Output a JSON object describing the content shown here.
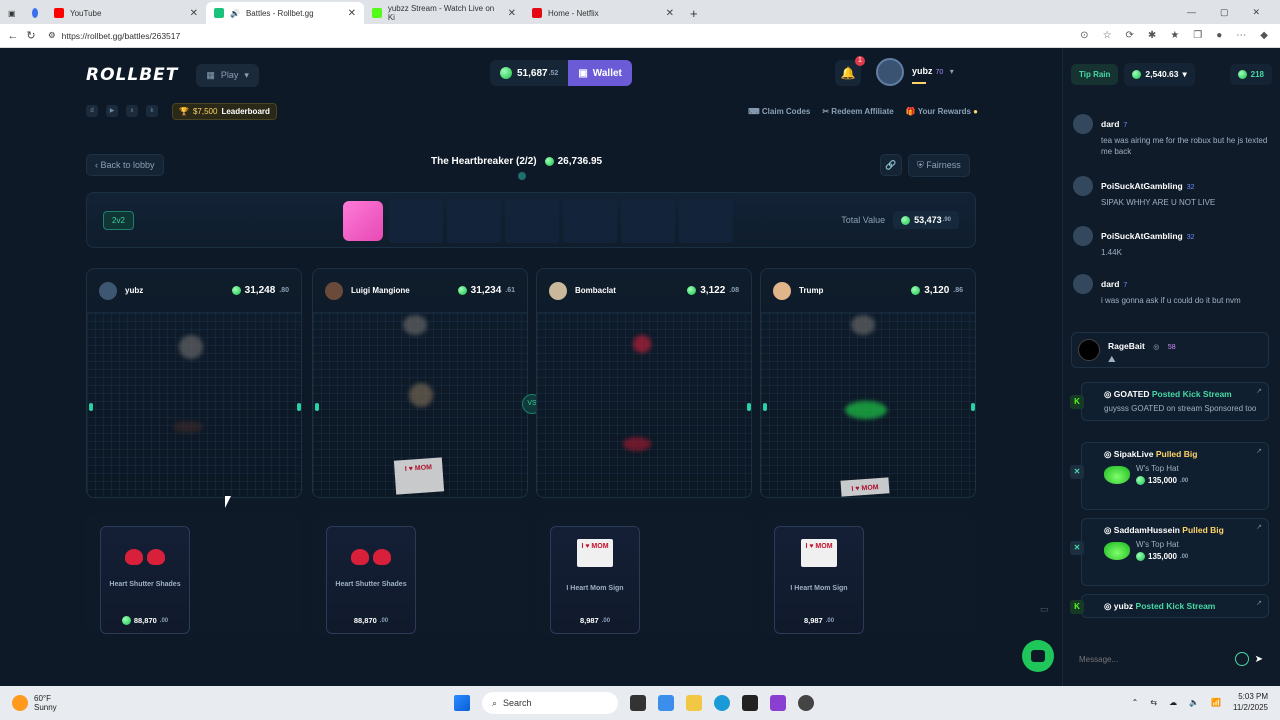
{
  "browser": {
    "tabs": [
      {
        "label": "YouTube",
        "color": "#ff0000"
      },
      {
        "label": "Battles - Rollbet.gg",
        "color": "#19c37d"
      },
      {
        "label": "yubzz Stream - Watch Live on Ki",
        "color": "#53fc18"
      },
      {
        "label": "Home - Netflix",
        "color": "#e50914"
      }
    ],
    "url": "https://rollbet.gg/battles/263517"
  },
  "header": {
    "logo": "ROLLBET",
    "play_label": "Play",
    "balance": "51,687",
    "balance_cents": ".52",
    "wallet_label": "Wallet",
    "notif_count": "1",
    "username": "yubz",
    "user_level": "70"
  },
  "subnav": {
    "leaderboard_amount": "$7,500",
    "leaderboard_label": "Leaderboard",
    "links": [
      "Claim Codes",
      "Redeem Affiliate",
      "Your Rewards"
    ]
  },
  "battle": {
    "back_label": "Back to lobby",
    "title": "The Heartbreaker (2/2)",
    "value": "26,736.95",
    "fairness_label": "Fairness",
    "mode": "2v2",
    "total_label": "Total Value",
    "total_value": "53,473",
    "total_cents": ".90",
    "vs_label": "VS"
  },
  "players": [
    {
      "name": "yubz",
      "value": "31,248",
      "cents": ".80"
    },
    {
      "name": "Luigi Mangione",
      "value": "31,234",
      "cents": ".61"
    },
    {
      "name": "Bombaclat",
      "value": "3,122",
      "cents": ".08"
    },
    {
      "name": "Trump",
      "value": "3,120",
      "cents": ".86"
    }
  ],
  "results": [
    {
      "name": "Heart Shutter Shades",
      "price": "88,870",
      "cents": ".00"
    },
    {
      "name": "Heart Shutter Shades",
      "price": "88,870",
      "cents": ".00"
    },
    {
      "name": "I Heart Mom Sign",
      "price": "8,987",
      "cents": ".00"
    },
    {
      "name": "I Heart Mom Sign",
      "price": "8,987",
      "cents": ".00"
    }
  ],
  "mom_sign_text": "I ♥ MOM",
  "chat": {
    "tip_rain": "Tip Rain",
    "rain_amount": "2,540.63",
    "online": "218",
    "messages": [
      {
        "name": "dard",
        "level": "7",
        "text": "tea was airing me for the robux but he js texted me back"
      },
      {
        "name": "PoiSuckAtGambling",
        "level": "32",
        "text": "SIPAK WHHY ARE U NOT LIVE"
      },
      {
        "name": "PoiSuckAtGambling",
        "level": "32",
        "text": "1.44K"
      },
      {
        "name": "dard",
        "level": "7",
        "text": "i was gonna ask if u could do it but nvm"
      }
    ],
    "rage": {
      "name": "RageBait",
      "level": "58"
    },
    "events": [
      {
        "name": "GOATED",
        "tag": "Posted Kick Stream",
        "text": "guysss GOATED on stream Sponsored too"
      },
      {
        "name": "SipakLive",
        "tag": "Pulled Big",
        "item": "W's Top Hat",
        "value": "135,000",
        "cents": ".00"
      },
      {
        "name": "SaddamHussein",
        "tag": "Pulled Big",
        "item": "W's Top Hat",
        "value": "135,000",
        "cents": ".00"
      },
      {
        "name": "yubz",
        "tag": "Posted Kick Stream"
      }
    ],
    "input_placeholder": "Message..."
  },
  "taskbar": {
    "temp": "60°F",
    "condition": "Sunny",
    "search": "Search",
    "time": "5:03 PM",
    "date": "11/2/2025"
  }
}
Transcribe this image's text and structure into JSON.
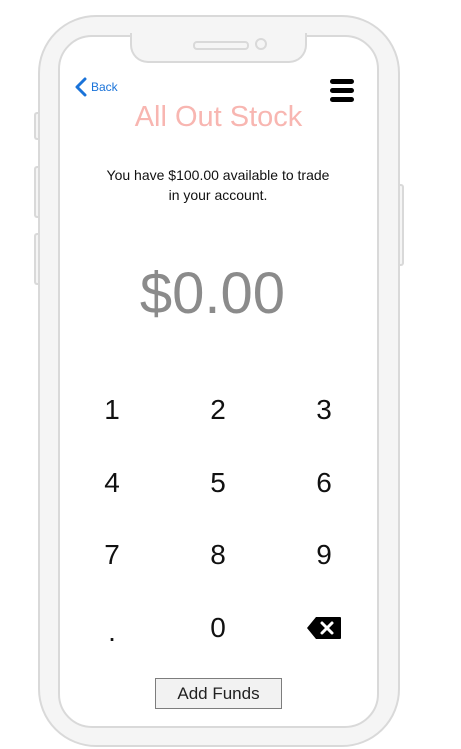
{
  "nav": {
    "back_label": "Back",
    "back_icon": "chevron-left-icon",
    "menu_icon": "hamburger-menu-icon"
  },
  "app": {
    "title": "All Out Stock",
    "title_color": "#f8b6b1"
  },
  "balance": {
    "line1": "You have $100.00 available to trade",
    "line2": "in your account."
  },
  "trade": {
    "amount": "$0.00"
  },
  "keypad": {
    "k1": "1",
    "k2": "2",
    "k3": "3",
    "k4": "4",
    "k5": "5",
    "k6": "6",
    "k7": "7",
    "k8": "8",
    "k9": "9",
    "kdot": ".",
    "k0": "0",
    "delete_icon": "backspace-icon"
  },
  "actions": {
    "add_funds_label": "Add Funds"
  },
  "colors": {
    "link": "#1a73d9",
    "amount": "#8b8b8b"
  }
}
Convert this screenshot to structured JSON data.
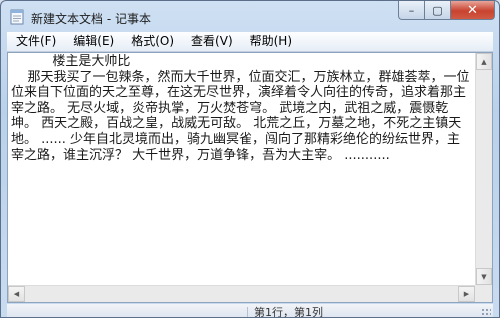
{
  "window": {
    "title": "新建文本文档 - 记事本"
  },
  "caption": {
    "minimize_icon": "minimize-icon",
    "maximize_icon": "maximize-icon",
    "close_icon": "close-icon",
    "minimize_glyph": "–",
    "maximize_glyph": "▢",
    "close_glyph": "✕"
  },
  "menu": {
    "items": [
      {
        "label": "文件(F)"
      },
      {
        "label": "编辑(E)"
      },
      {
        "label": "格式(O)"
      },
      {
        "label": "查看(V)"
      },
      {
        "label": "帮助(H)"
      }
    ]
  },
  "editor": {
    "content": "          楼主是大帅比\n    那天我买了一包辣条，然而大千世界，位面交汇，万族林立，群雄荟萃，一位位来自下位面的天之至尊，在这无尽世界，演绎着令人向往的传奇，追求着那主宰之路。 无尽火域，炎帝执掌，万火焚苍穹。 武境之内，武祖之威，震慑乾坤。 西天之殿，百战之皇，战威无可敌。 北荒之丘，万墓之地，不死之主镇天地。 ...... 少年自北灵境而出，骑九幽冥雀，闯向了那精彩绝伦的纷纭世界，主宰之路，谁主沉浮？ 大千世界，万道争锋，吾为大主宰。 ..........."
  },
  "statusbar": {
    "position_text": "第1行，第1列"
  },
  "colors": {
    "close_button": "#c8432f",
    "frame": "#b9d1ea"
  }
}
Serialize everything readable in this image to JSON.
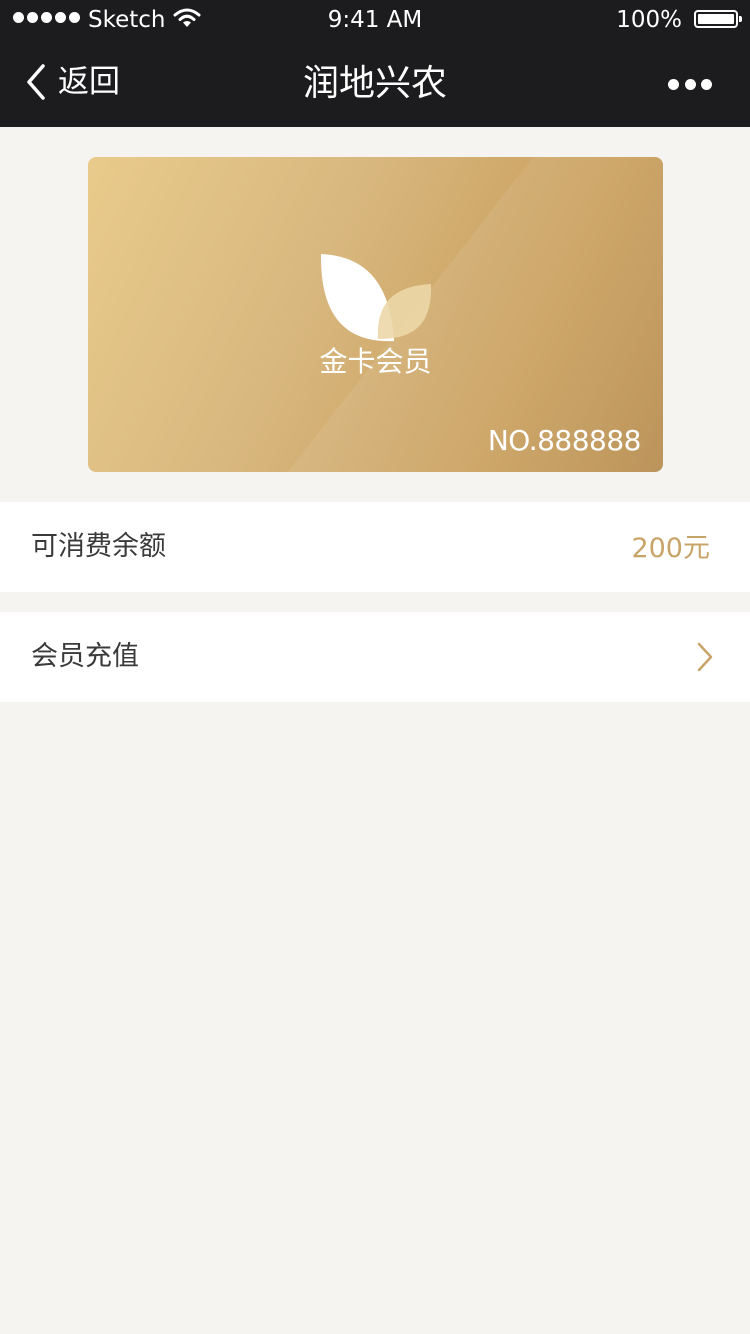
{
  "status_bar": {
    "carrier": "Sketch",
    "time": "9:41 AM",
    "battery": "100%",
    "signal_icon": "signal-dots-icon",
    "wifi_icon": "wifi-icon",
    "battery_icon": "battery-icon"
  },
  "nav": {
    "back_label": "返回",
    "title": "润地兴农",
    "back_icon": "chevron-left-icon",
    "more_icon": "more-dots-icon"
  },
  "card": {
    "tier": "金卡会员",
    "number": "NO.888888",
    "logo_icon": "leaf-logo-icon"
  },
  "balance": {
    "label": "可消费余额",
    "value": "200元"
  },
  "recharge": {
    "label": "会员充值",
    "icon": "chevron-right-icon"
  },
  "colors": {
    "nav_bg": "#1c1c1e",
    "page_bg": "#f5f4f1",
    "accent_gold": "#c9a469",
    "text": "#3a3a3a"
  }
}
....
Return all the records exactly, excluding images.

Solution to the exercise:
Output a JSON object describing the content shown here.
{
  "browser": {
    "tabs": [
      {
        "label": "YouTube",
        "color": "#ff0000"
      },
      {
        "label": "Battles - Rollbet.gg",
        "color": "#19c37d"
      },
      {
        "label": "yubzz Stream - Watch Live on Ki",
        "color": "#53fc18"
      },
      {
        "label": "Home - Netflix",
        "color": "#e50914"
      }
    ],
    "url": "https://rollbet.gg/battles/263517"
  },
  "header": {
    "logo": "ROLLBET",
    "play_label": "Play",
    "balance": "51,687",
    "balance_cents": ".52",
    "wallet_label": "Wallet",
    "notif_count": "1",
    "username": "yubz",
    "user_level": "70"
  },
  "subnav": {
    "leaderboard_amount": "$7,500",
    "leaderboard_label": "Leaderboard",
    "links": [
      "Claim Codes",
      "Redeem Affiliate",
      "Your Rewards"
    ]
  },
  "battle": {
    "back_label": "Back to lobby",
    "title": "The Heartbreaker (2/2)",
    "value": "26,736.95",
    "fairness_label": "Fairness",
    "mode": "2v2",
    "total_label": "Total Value",
    "total_value": "53,473",
    "total_cents": ".90",
    "vs_label": "VS"
  },
  "players": [
    {
      "name": "yubz",
      "value": "31,248",
      "cents": ".80"
    },
    {
      "name": "Luigi Mangione",
      "value": "31,234",
      "cents": ".61"
    },
    {
      "name": "Bombaclat",
      "value": "3,122",
      "cents": ".08"
    },
    {
      "name": "Trump",
      "value": "3,120",
      "cents": ".86"
    }
  ],
  "results": [
    {
      "name": "Heart Shutter Shades",
      "price": "88,870",
      "cents": ".00"
    },
    {
      "name": "Heart Shutter Shades",
      "price": "88,870",
      "cents": ".00"
    },
    {
      "name": "I Heart Mom Sign",
      "price": "8,987",
      "cents": ".00"
    },
    {
      "name": "I Heart Mom Sign",
      "price": "8,987",
      "cents": ".00"
    }
  ],
  "mom_sign_text": "I ♥ MOM",
  "chat": {
    "tip_rain": "Tip Rain",
    "rain_amount": "2,540.63",
    "online": "218",
    "messages": [
      {
        "name": "dard",
        "level": "7",
        "text": "tea was airing me for the robux but he js texted me back"
      },
      {
        "name": "PoiSuckAtGambling",
        "level": "32",
        "text": "SIPAK WHHY ARE U NOT LIVE"
      },
      {
        "name": "PoiSuckAtGambling",
        "level": "32",
        "text": "1.44K"
      },
      {
        "name": "dard",
        "level": "7",
        "text": "i was gonna ask if u could do it but nvm"
      }
    ],
    "rage": {
      "name": "RageBait",
      "level": "58"
    },
    "events": [
      {
        "name": "GOATED",
        "tag": "Posted Kick Stream",
        "text": "guysss GOATED on stream Sponsored too"
      },
      {
        "name": "SipakLive",
        "tag": "Pulled Big",
        "item": "W's Top Hat",
        "value": "135,000",
        "cents": ".00"
      },
      {
        "name": "SaddamHussein",
        "tag": "Pulled Big",
        "item": "W's Top Hat",
        "value": "135,000",
        "cents": ".00"
      },
      {
        "name": "yubz",
        "tag": "Posted Kick Stream"
      }
    ],
    "input_placeholder": "Message..."
  },
  "taskbar": {
    "temp": "60°F",
    "condition": "Sunny",
    "search": "Search",
    "time": "5:03 PM",
    "date": "11/2/2025"
  }
}
Transcribe this image's text and structure into JSON.
{
  "nav": {
    "back_label": "Back",
    "back_icon": "chevron-left-icon",
    "menu_icon": "hamburger-menu-icon"
  },
  "app": {
    "title": "All Out Stock",
    "title_color": "#f8b6b1"
  },
  "balance": {
    "line1": "You have $100.00 available to trade",
    "line2": "in your account."
  },
  "trade": {
    "amount": "$0.00"
  },
  "keypad": {
    "k1": "1",
    "k2": "2",
    "k3": "3",
    "k4": "4",
    "k5": "5",
    "k6": "6",
    "k7": "7",
    "k8": "8",
    "k9": "9",
    "kdot": ".",
    "k0": "0",
    "delete_icon": "backspace-icon"
  },
  "actions": {
    "add_funds_label": "Add Funds"
  },
  "colors": {
    "link": "#1a73d9",
    "amount": "#8b8b8b"
  }
}
Convert this screenshot to structured JSON data.
{
  "window": {
    "title": "新建文本文档 - 记事本"
  },
  "caption": {
    "minimize_icon": "minimize-icon",
    "maximize_icon": "maximize-icon",
    "close_icon": "close-icon",
    "minimize_glyph": "–",
    "maximize_glyph": "▢",
    "close_glyph": "✕"
  },
  "menu": {
    "items": [
      {
        "label": "文件(F)"
      },
      {
        "label": "编辑(E)"
      },
      {
        "label": "格式(O)"
      },
      {
        "label": "查看(V)"
      },
      {
        "label": "帮助(H)"
      }
    ]
  },
  "editor": {
    "content": "          楼主是大帅比\n    那天我买了一包辣条，然而大千世界，位面交汇，万族林立，群雄荟萃，一位位来自下位面的天之至尊，在这无尽世界，演绎着令人向往的传奇，追求着那主宰之路。 无尽火域，炎帝执掌，万火焚苍穹。 武境之内，武祖之威，震慑乾坤。 西天之殿，百战之皇，战威无可敌。 北荒之丘，万墓之地，不死之主镇天地。 ...... 少年自北灵境而出，骑九幽冥雀，闯向了那精彩绝伦的纷纭世界，主宰之路，谁主沉浮？ 大千世界，万道争锋，吾为大主宰。 ..........."
  },
  "statusbar": {
    "position_text": "第1行，第1列"
  },
  "colors": {
    "close_button": "#c8432f",
    "frame": "#b9d1ea"
  }
}
Serialize everything readable in this image to JSON.
{
  "status_bar": {
    "carrier": "Sketch",
    "time": "9:41 AM",
    "battery": "100%",
    "signal_icon": "signal-dots-icon",
    "wifi_icon": "wifi-icon",
    "battery_icon": "battery-icon"
  },
  "nav": {
    "back_label": "返回",
    "title": "润地兴农",
    "back_icon": "chevron-left-icon",
    "more_icon": "more-dots-icon"
  },
  "card": {
    "tier": "金卡会员",
    "number": "NO.888888",
    "logo_icon": "leaf-logo-icon"
  },
  "balance": {
    "label": "可消费余额",
    "value": "200元"
  },
  "recharge": {
    "label": "会员充值",
    "icon": "chevron-right-icon"
  },
  "colors": {
    "nav_bg": "#1c1c1e",
    "page_bg": "#f5f4f1",
    "accent_gold": "#c9a469",
    "text": "#3a3a3a"
  }
}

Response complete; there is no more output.